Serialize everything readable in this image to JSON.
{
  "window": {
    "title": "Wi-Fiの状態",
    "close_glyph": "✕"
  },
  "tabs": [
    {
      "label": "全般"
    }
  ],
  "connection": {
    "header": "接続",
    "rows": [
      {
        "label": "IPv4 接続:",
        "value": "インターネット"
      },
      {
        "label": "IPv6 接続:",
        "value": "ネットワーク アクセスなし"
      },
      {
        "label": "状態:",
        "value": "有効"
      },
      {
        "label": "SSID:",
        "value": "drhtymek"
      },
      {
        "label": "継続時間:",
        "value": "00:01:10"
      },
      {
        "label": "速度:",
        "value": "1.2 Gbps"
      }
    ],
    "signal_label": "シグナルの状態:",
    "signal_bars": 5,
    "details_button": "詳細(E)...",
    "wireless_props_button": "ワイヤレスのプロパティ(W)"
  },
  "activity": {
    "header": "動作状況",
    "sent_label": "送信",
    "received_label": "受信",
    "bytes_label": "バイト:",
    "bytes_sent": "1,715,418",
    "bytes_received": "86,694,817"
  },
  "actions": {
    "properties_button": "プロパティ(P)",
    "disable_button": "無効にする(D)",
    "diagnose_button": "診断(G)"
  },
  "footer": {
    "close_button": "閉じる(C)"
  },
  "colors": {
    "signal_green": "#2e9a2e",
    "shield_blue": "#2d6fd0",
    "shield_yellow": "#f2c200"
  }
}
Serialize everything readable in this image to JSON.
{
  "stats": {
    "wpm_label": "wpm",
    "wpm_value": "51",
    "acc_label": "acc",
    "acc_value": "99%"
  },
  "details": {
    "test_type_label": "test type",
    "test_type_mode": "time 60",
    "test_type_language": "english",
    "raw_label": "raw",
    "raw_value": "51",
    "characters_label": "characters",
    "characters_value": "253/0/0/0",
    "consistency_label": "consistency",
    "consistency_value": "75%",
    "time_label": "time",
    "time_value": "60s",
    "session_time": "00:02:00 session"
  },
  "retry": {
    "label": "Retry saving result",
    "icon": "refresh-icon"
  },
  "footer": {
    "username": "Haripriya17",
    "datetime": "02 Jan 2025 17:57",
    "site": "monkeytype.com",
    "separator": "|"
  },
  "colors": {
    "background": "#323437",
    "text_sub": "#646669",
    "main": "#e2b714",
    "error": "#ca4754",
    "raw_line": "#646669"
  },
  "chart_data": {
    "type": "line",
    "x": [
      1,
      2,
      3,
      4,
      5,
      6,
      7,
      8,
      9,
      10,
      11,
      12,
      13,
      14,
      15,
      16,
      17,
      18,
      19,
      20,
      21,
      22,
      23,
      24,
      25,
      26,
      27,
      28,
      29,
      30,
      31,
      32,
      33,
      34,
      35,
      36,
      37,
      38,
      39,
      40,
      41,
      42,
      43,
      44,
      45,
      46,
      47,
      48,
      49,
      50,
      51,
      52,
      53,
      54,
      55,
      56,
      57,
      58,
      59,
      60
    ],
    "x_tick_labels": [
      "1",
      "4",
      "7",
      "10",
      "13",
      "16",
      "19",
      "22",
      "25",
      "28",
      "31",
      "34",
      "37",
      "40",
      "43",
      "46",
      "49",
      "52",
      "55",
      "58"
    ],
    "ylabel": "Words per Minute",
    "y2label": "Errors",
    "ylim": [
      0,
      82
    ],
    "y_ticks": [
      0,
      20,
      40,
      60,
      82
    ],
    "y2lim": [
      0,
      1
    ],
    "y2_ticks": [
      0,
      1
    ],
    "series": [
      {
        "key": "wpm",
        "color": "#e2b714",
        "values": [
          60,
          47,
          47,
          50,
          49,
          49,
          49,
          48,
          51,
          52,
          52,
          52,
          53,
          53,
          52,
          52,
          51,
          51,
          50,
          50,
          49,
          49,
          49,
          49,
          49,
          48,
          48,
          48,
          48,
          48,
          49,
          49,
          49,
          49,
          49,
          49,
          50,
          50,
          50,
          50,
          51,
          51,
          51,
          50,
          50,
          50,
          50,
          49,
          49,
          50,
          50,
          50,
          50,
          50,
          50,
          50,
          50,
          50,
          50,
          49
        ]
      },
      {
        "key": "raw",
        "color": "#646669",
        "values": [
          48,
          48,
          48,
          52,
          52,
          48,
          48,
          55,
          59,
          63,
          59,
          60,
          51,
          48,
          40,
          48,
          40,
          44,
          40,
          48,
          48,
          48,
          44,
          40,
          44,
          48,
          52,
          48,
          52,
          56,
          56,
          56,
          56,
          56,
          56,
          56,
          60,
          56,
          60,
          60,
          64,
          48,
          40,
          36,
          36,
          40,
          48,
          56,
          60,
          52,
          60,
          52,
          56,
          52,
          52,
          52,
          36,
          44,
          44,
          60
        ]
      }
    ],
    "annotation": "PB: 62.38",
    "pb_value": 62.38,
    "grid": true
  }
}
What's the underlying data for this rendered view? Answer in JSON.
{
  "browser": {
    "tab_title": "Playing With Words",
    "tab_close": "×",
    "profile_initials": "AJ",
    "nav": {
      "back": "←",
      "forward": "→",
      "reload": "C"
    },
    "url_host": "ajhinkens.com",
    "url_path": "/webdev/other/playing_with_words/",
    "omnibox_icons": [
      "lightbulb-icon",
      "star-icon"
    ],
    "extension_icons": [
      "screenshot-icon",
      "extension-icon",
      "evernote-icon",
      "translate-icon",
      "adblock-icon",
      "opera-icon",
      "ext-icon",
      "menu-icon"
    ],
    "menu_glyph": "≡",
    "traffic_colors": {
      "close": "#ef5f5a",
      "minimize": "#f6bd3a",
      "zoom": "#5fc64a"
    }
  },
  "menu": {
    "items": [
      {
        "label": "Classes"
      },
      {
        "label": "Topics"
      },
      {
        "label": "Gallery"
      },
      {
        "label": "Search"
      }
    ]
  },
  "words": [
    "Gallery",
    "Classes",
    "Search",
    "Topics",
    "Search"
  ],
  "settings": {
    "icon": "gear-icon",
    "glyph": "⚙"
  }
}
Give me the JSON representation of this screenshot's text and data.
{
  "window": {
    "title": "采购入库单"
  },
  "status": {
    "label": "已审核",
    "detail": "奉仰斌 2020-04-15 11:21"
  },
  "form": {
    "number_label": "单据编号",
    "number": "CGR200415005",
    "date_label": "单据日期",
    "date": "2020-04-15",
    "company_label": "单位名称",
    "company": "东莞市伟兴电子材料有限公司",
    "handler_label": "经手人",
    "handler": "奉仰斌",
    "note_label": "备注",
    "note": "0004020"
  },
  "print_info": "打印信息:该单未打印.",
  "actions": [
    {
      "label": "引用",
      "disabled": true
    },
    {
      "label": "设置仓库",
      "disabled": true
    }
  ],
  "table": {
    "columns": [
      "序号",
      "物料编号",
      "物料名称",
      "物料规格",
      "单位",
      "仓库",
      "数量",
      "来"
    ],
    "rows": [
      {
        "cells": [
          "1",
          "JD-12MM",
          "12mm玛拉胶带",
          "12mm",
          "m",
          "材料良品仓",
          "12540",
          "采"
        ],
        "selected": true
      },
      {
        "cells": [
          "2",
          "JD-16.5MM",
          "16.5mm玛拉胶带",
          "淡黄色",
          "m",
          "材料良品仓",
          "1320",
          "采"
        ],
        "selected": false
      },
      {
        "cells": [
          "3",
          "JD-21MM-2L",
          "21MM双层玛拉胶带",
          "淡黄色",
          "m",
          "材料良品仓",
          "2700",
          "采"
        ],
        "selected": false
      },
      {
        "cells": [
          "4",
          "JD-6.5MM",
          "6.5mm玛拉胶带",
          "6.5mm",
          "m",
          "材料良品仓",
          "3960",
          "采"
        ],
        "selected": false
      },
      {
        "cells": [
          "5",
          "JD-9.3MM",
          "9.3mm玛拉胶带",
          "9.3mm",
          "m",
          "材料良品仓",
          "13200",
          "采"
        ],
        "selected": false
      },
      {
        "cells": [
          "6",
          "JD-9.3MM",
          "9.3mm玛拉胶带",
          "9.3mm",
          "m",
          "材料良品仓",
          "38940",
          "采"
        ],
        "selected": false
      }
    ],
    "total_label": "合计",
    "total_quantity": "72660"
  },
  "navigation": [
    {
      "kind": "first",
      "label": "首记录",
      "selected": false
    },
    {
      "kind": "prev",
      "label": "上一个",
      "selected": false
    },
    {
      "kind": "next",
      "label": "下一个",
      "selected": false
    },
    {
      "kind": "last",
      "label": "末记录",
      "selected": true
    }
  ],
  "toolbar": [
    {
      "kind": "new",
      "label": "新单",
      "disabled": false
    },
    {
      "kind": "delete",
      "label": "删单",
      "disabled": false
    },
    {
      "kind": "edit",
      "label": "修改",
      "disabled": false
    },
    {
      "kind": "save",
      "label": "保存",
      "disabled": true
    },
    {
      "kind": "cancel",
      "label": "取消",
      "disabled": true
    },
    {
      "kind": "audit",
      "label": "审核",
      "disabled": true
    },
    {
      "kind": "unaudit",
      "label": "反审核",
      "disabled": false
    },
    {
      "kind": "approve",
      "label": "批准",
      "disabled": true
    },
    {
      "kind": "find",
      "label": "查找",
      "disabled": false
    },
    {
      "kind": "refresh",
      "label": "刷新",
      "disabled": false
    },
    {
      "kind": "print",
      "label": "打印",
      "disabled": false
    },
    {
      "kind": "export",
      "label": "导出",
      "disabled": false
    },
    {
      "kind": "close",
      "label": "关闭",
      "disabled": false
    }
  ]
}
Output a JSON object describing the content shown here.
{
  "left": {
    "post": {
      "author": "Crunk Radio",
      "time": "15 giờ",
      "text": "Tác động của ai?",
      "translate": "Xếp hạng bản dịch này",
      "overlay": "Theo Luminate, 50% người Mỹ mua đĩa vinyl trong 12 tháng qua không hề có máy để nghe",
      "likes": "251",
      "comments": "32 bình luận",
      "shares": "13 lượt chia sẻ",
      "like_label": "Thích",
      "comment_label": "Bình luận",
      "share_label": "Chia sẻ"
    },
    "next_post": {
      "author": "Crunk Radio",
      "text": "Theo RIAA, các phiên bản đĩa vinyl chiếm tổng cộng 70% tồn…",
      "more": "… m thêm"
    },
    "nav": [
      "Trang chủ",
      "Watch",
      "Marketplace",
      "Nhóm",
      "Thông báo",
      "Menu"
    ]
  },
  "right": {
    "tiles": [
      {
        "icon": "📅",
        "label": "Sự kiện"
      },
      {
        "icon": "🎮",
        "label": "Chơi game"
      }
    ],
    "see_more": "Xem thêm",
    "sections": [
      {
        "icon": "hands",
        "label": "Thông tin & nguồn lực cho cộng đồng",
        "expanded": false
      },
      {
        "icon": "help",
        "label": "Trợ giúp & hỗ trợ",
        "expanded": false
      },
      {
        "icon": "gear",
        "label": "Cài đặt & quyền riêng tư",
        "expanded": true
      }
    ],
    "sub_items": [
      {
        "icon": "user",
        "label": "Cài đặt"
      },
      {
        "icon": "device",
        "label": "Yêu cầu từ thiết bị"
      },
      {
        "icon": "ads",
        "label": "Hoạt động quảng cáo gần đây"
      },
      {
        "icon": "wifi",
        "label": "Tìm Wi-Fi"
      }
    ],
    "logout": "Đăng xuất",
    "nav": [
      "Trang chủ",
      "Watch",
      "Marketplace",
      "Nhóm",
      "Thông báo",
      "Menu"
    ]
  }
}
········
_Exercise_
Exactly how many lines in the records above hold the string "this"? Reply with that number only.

_Completed task_
4